- Establishing SMEs with a single production system and achieving economies of scale enabling it to turn into a formal economy enterprise;
- Creating and/or joining a credit and saving system that will give them productive credit, enabling them to consolidate their economic activities, laying the basis towards the formal economy.
Co-operatives need to be more distinctively acknowledged in the ASEAN Economic Community Blueprint in as much as co-operatives have a potential important role in the transformation of socio-economic life of people in urban and rural communities of ASEAN countries. ASEAN governments need to take co-operatives into account by carrying out consultations with the sector when developing economic policies and regulations, creating legal frameworks and undertake administrative practices on social and economic issues. The co-operative sector deserves equal treatment with other economic sectors, in as much as co-operatives have their distinctive structure that are member-driven, hence a unique sector that is well integrated in communities and built from the ground up.
- ASEAN Economic Community: http://www.asean.org/communities/asean-economic-community
- ASEAN Community 2015: Integration for Whom? IBOB International, Policy Brief, April 2015
- Asian Confederation of Credit Unions; http://www.aaccu.coop/index.php
- Communication from the Commission to the European Parliament, the Council, the European Economic and Social Committee and the Committee of the Regions: http http://eur-lex.europa.eu/legal-content/EN/TXT/PDF/?uri=CELEX%3A52014DC0263&qid=1400681732387&from=EN
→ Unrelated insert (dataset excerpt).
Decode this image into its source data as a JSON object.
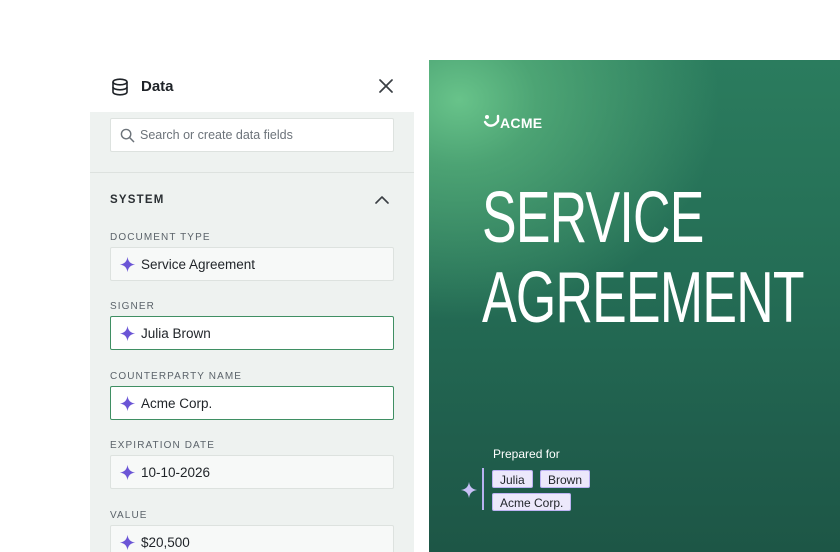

- ICA Blueprint for a Cooperative Decade: http://ica.coop/en/publications/blueprint-co-operative-decade
- Roelants, Bruno. Cooperatives are Key to the Transition from the Informal to the Formal Economy. CICOPA. Sectoral Organization of the International Cooperative Alliance for Industry and Services.
- Saigon co-operative makes top 10 Asia Pacific retailers list, Anca Voinea, September 2015: http://www.thenews.coop/97792/news/co-operatives/saigon-co-operative-makes-top-10-asia-pacific-retailers list
- The ASEAN Economic Community: A work in Progress: http://www.adb.org/publications/asean-economic-community-work-progress
- World Co-operative Monitor: Exploring the Co-operative Economy 2012
 The views expressed by the authors are in their personal capacity and do not represent the views of ICA or its members. Drs. Robby Tulus served as Regional Director of ICA-AP from 1996 to 2001; Balu Iyer is the current Regional Director of ICA-AP